of Port St Mary
HISTORY CONSTITUTION AND POPULATION
Extractive and manufacturing industries
Isle of Man balance of payments estimates 1983
Geography of the Isle of Man into the 1990s
Other editions - View all
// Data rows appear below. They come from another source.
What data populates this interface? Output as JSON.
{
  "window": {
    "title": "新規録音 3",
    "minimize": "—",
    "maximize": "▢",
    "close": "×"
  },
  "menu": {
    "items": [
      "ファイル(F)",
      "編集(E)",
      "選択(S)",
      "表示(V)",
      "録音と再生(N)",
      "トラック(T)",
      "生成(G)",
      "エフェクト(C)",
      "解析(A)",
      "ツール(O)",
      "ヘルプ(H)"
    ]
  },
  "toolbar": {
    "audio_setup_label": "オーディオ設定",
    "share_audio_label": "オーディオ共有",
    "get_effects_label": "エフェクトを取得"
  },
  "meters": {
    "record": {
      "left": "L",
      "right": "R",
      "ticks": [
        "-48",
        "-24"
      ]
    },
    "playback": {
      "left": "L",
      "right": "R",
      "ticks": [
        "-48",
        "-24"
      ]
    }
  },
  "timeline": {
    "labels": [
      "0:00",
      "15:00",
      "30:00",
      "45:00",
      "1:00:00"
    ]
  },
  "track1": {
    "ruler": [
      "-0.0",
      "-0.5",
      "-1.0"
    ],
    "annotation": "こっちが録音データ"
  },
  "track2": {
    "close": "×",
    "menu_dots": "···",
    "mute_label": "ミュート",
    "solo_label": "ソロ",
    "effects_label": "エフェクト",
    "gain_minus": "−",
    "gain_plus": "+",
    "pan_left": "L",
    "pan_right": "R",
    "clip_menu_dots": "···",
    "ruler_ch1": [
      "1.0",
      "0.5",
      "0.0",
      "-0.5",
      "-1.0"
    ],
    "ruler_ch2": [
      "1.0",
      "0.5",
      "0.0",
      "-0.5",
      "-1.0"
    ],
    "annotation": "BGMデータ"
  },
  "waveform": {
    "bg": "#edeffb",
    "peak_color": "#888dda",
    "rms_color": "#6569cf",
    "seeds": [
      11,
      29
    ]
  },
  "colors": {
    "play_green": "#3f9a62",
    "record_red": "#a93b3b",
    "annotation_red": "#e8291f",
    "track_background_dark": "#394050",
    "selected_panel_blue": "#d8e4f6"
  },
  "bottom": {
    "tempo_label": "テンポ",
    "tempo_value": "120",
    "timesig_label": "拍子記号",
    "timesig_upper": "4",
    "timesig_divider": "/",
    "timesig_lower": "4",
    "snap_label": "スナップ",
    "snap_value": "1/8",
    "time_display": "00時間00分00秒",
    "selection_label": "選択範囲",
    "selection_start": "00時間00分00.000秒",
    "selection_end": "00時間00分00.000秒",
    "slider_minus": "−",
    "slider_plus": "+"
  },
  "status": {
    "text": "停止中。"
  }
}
accommodation agricultural attract Ballaugh banks basin birch Board Britain British Carboniferous Castletown century Chapter coast coastal companies Curragh decline deposits Douglas drift early economic emigration environment erosion evidence excavated export farm Figure fishing Foxdale glacial Glen granite gravel growth Hill holiday House of Keys housing ice sheet importance increased Ireland Irish Sea Island Isle Jurby Kirk Michael Lamplugh land landscape late Lateglacial later Laxey legislation limestones lowland mainland manufacturing Manx economy Manx Group Manx Museum Manx Slates Maughold ment mills National Neolithic Norse north-west northern plain Onchan passengers peat Peel Peel Group period phase Point of Ayre pollen Port Erin Port St Mary produced Quaternary Railway Ramsey recent residents rocks Ronaldsway Rushen sand sandstones sector sediments sequence St Patrick's Isle structure suggests Table tourist industry transport Tynwald United Kingdom upland visitors whilst Zone